One of the biggest issues with electric cars has always been cold weather and heating. The first EV cars used electric resistance for heating and could lose up to 40% of their range during cold weather. Even though this probably won’t bother drivers from this part of the world too much, it’s good to know that the Model Y is the first Tesla car that uses a heat pump. According to the company, this method of heating is 300% more efficient.
Also, it’s worth mentioning that this isn’t the first electric car to use a heat pump. Models like Nissan LEAF, Kia Niro, Audi e-Tron, Jaguar I-Pace and BMW i3 have been using heat pumps for a while.
Although the Tesla Model Y Australia Release Date is yet to be announced, we know that there will be two variants of the crossover on the offer. RWD versions won’t be offered, nor will the Standard Range model be. You will have a choice of the two most capable variants – Long Range and Performance.
Both models feature the same battery pack located under the floor. The capacity is 75kWh, and according to Tesla, the Long Range model will feature a max range of 505km, while the Performance model will be capable of 480 kilometres between charges.
Also, both models feature a dual motor setup, with one electric motor on each axle. So, the main difference will be in power. Tesla advertises acceleration and top speed only. The Long Range model can hit 100km/h in about 5 seconds, while the top speed is 217 km/h. On the other hand, the Tesla Model Y Performance needs 3.7 seconds to complete the same sprint, while the top speed is around 240 km/h.
Although Tesla doesn’t offer any numbers regarding max output, unofficial Dyno runs have shown that the Long Range model features a combined output of 384 horsepower (286 kW). The rear electric motor is good for about 283 hp (211 kW), while the front electric motor puts out 197 hp (147 kW). As for the Model Y Performance, the combined output goes up to 456 horsepower (340 kW)
Tesla Model Y Long Range Specs
- Max Output (unofficial): 286kW
- Acceleration (0-100km/h): 5.0s
- Top Speed: 217km/h
- Battery Capacity: 75kWh
- Max Range: 505km
Tesla Model Y Performance Specs
- Max Output (unofficial): 340kW
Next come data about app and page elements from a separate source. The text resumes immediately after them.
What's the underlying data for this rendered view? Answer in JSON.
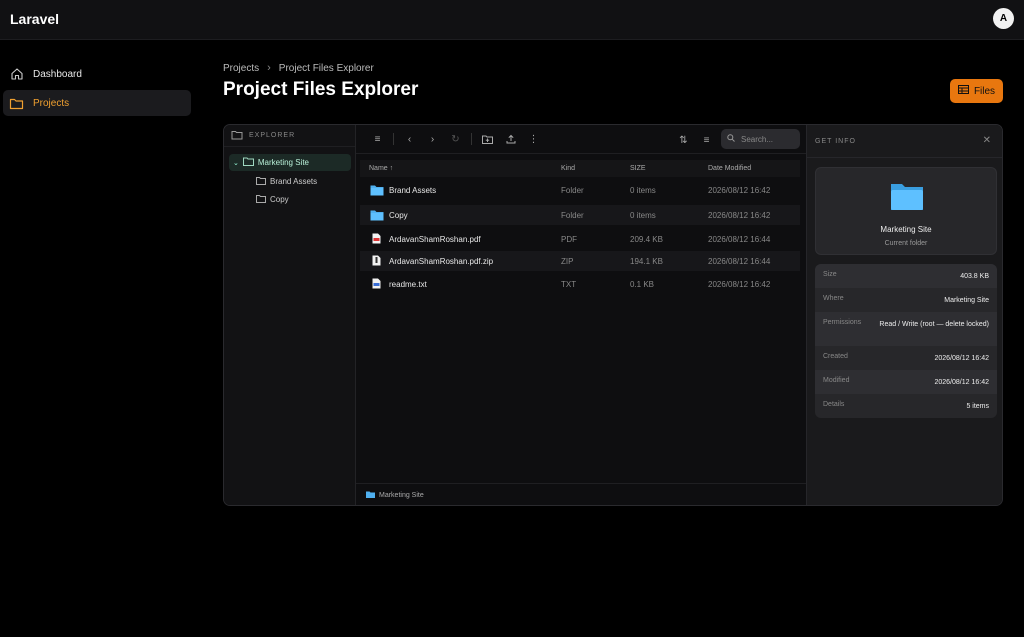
{
  "app": {
    "brand": "Laravel",
    "avatar_initial": "A"
  },
  "sidebar": {
    "items": [
      {
        "label": "Dashboard",
        "icon": "home-icon"
      },
      {
        "label": "Projects",
        "icon": "folder-icon"
      }
    ]
  },
  "breadcrumb": {
    "items": [
      "Projects",
      "Project Files Explorer"
    ]
  },
  "page": {
    "title": "Project Files Explorer",
    "files_button": "Files"
  },
  "explorer": {
    "header": "EXPLORER",
    "tree": {
      "root": "Marketing Site",
      "children": [
        "Brand Assets",
        "Copy"
      ]
    }
  },
  "toolbar": {
    "search_placeholder": "Search..."
  },
  "table": {
    "headers": {
      "name": "Name ↑",
      "kind": "Kind",
      "size": "SIZE",
      "date": "Date Modified"
    },
    "rows": [
      {
        "name": "Brand Assets",
        "kind": "Folder",
        "size": "0 items",
        "date": "2026/08/12 16:42",
        "icon": "folder-icon"
      },
      {
        "name": "Copy",
        "kind": "Folder",
        "size": "0 items",
        "date": "2026/08/12 16:42",
        "icon": "folder-icon"
      },
      {
        "name": "ArdavanShamRoshan.pdf",
        "kind": "PDF",
        "size": "209.4 KB",
        "date": "2026/08/12 16:44",
        "icon": "pdf-file-icon"
      },
      {
        "name": "ArdavanShamRoshan.pdf.zip",
        "kind": "ZIP",
        "size": "194.1 KB",
        "date": "2026/08/12 16:44",
        "icon": "zip-file-icon"
      },
      {
        "name": "readme.txt",
        "kind": "TXT",
        "size": "0.1 KB",
        "date": "2026/08/12 16:42",
        "icon": "text-file-icon"
      }
    ]
  },
  "status_bar": {
    "path": "Marketing Site"
  },
  "info_panel": {
    "header": "GET INFO",
    "card": {
      "title": "Marketing Site",
      "subtitle": "Current folder"
    },
    "rows": [
      {
        "key": "Size",
        "value": "403.8 KB"
      },
      {
        "key": "Where",
        "value": "Marketing Site"
      },
      {
        "key": "Permissions",
        "value": "Read / Write (root — delete locked)"
      },
      {
        "key": "Created",
        "value": "2026/08/12 16:42"
      },
      {
        "key": "Modified",
        "value": "2026/08/12 16:42"
      },
      {
        "key": "Details",
        "value": "5 items"
      }
    ]
  },
  "colors": {
    "accent": "#e8770f",
    "active_nav": "#f0a030",
    "folder": "#4fb0f0",
    "tree_active": "#b8f0d8"
  }
}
- Acceleration (0-100km/h): 3.7s
- Top Speed: 241km/h
- Battery Capacity: 75kWh
- Max Range: 480km
The Tesla Model Y is currently assembled in two locations – Freemont, California and Shanghai, China. Further production plans also include Tesla’s new factory in Berlin, Germany.
Will Tesla Prices Go Down in 2022?
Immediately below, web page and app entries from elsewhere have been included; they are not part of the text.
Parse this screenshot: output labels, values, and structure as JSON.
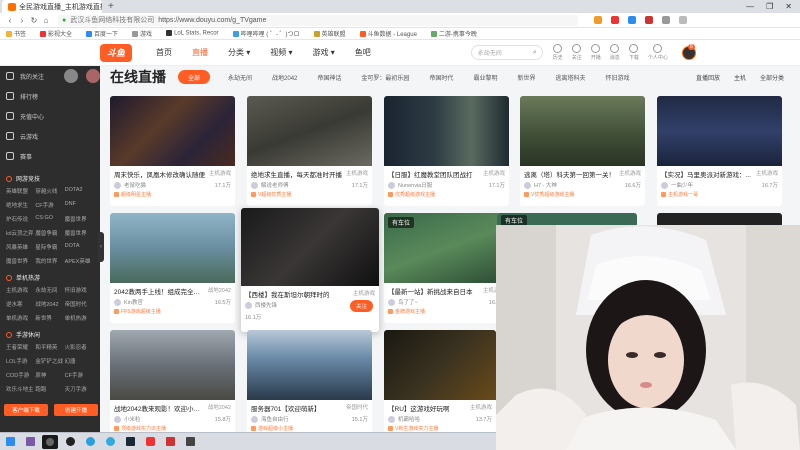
{
  "browser": {
    "tab_title": "全民游戏直播_主机游戏直播斗鱼",
    "window_buttons": [
      "—",
      "❐",
      "✕"
    ],
    "url_host": "武汉斗鱼网络科技有限公司",
    "url": "https://www.douyu.com/g_TVgame",
    "bookmarks": [
      "书签",
      "影视大全",
      "百度一下",
      "游戏",
      "LoL Stats, Recor",
      "哔哩哔哩 ( ゜- ゜)つロ",
      "英雄联盟",
      "斗鱼数据 - League",
      "二游-携事今晚"
    ]
  },
  "site": {
    "logo_text": "斗鱼",
    "nav": [
      {
        "label": "首页"
      },
      {
        "label": "直播",
        "active": true
      },
      {
        "label": "分类 ▾"
      },
      {
        "label": "视频 ▾"
      },
      {
        "label": "游戏 ▾"
      },
      {
        "label": "鱼吧"
      }
    ],
    "search_placeholder": "永劫无间",
    "header_icons": [
      "历史",
      "关注",
      "开播",
      "消息",
      "下载",
      "个人中心"
    ],
    "notification_count": "8"
  },
  "sidebar": {
    "items": [
      {
        "label": "我的关注"
      },
      {
        "label": "排行榜"
      },
      {
        "label": "充值中心"
      },
      {
        "label": "云游戏"
      },
      {
        "label": "赛事"
      }
    ],
    "groups": [
      {
        "title": "网游竞技",
        "games": [
          "英雄联盟",
          "穿越火线",
          "DOTA2",
          "绝地求生",
          "CF手游",
          "DNF",
          "炉石传说",
          "CS:GO",
          "魔兽世界",
          "lol云顶之弈",
          "魔兽争霸",
          "魔兽世界",
          "风暴英雄",
          "星际争霸",
          "DOTA",
          "魔兽世界",
          "我的世界",
          "APEX英雄"
        ]
      },
      {
        "title": "单机热游",
        "games": [
          "主机游戏",
          "永劫无间",
          "怀旧游戏",
          "逆水寒",
          "战地2042",
          "帝国时代",
          "单机游戏",
          "新世界",
          "单机热游"
        ]
      },
      {
        "title": "手游休闲",
        "games": [
          "王者荣耀",
          "和平精英",
          "火影忍者",
          "LOL手游",
          "金铲铲之战",
          "幻唐",
          "COD手游",
          "原神",
          "CF手游",
          "欢乐斗地主",
          "跑跑",
          "天刀手游"
        ]
      }
    ],
    "buttons": [
      "客户端下载",
      "创建开播"
    ]
  },
  "main": {
    "page_title": "在线直播",
    "all_button": "全部",
    "categories": [
      "永劫无间",
      "战地2042",
      "帝国神话",
      "金可罗：最初乐园",
      "帝国时代",
      "霸业黎明",
      "新世界",
      "逃离塔科夫",
      "怀旧游戏"
    ],
    "right_tools": [
      "直播回放",
      "主机",
      "全部分类"
    ],
    "cards": [
      {
        "title": "周末快乐，凤凰木修改确认随便",
        "category": "主机游戏",
        "streamer": "老鼠吃猫",
        "hot": "17.1万",
        "tag": "超级明星主播"
      },
      {
        "title": "绝地求生直播，每天都准时开播",
        "category": "主机游戏",
        "streamer": "解说老师傅",
        "hot": "17.1万",
        "tag": "V超级优质主播"
      },
      {
        "title": "【日服】红魔教堂团队团战打",
        "category": "主机游戏",
        "streamer": "Nunenvia日服",
        "hot": "17.1万",
        "tag": "优秀超级游戏主播"
      },
      {
        "title": "逃离（塔）科夫第一回第一关！",
        "category": "主机游戏",
        "streamer": "H7 - 大神",
        "hot": "16.6万",
        "tag": "V优秀超级游戏主播"
      },
      {
        "title": "【实况】马里奥派对新游戏：...",
        "category": "主机游戏",
        "streamer": "一曲少年",
        "hot": "16.7万",
        "tag": "主机游戏一哥"
      },
      {
        "title": "2042教两手上线！组成完全体！",
        "category": "战地2042",
        "streamer": "Kin教官",
        "hot": "16.5万",
        "tag": "FPS游戏超级主播"
      },
      {
        "title": "【最新一站】新挑战来自日本",
        "category": "主机游戏",
        "streamer": "鸟了了~",
        "hot": "16.3万",
        "tag": "金牌游戏主播"
      },
      {
        "title": "战地2042教来观影！欢迎小伙伴...",
        "category": "战地2042",
        "streamer": "小米粒",
        "hot": "15.8万",
        "tag": "顶级游戏实力派主播"
      },
      {
        "title": "服务器701【欢迎萌新】",
        "category": "帝国时代",
        "streamer": "海鱼自由行",
        "hot": "15.1万",
        "tag": "游戏超级小主播"
      },
      {
        "title": "【RU】这游戏好玩啊",
        "category": "主机游戏",
        "streamer": "机霸哈哈",
        "hot": "13.7万",
        "tag": "V新生游戏实力主播"
      }
    ],
    "popup_card": {
      "title": "【西楼】我在斯坦尔朝拜时的",
      "category": "主机游戏",
      "streamer": "西楼先锋",
      "hot": "16.1万",
      "follow_label": "关注"
    },
    "row2_extra": [
      {
        "badge": "有车位"
      },
      {
        "badge": "有车位"
      }
    ]
  },
  "taskbar": {
    "icons": [
      "start-icon",
      "app-icon",
      "obs-icon",
      "steam-icon",
      "edge-icon",
      "qq-icon",
      "steam-icon",
      "music-icon",
      "files-icon",
      "game-icon"
    ]
  },
  "colors": {
    "accent": "#ff5d23",
    "sidebar_bg": "#2d2d2d"
  }
}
The Tesla Model Y is not yet available in this part of the world, but we expect that the first deliveries could start next year. What's important to know is that the price may be lower than was initially expected. As you probably know, Tesla recently lowered the starting price for the Model 3, which is now available at $59,900.
The initial estimations for the Tesla Model Y price in Australia were around $70,000, but with the recent changes, experts suggest the starting price may go down to $65,900. We expect more updates on this matter in the near future.
By Nebojsa Grmusa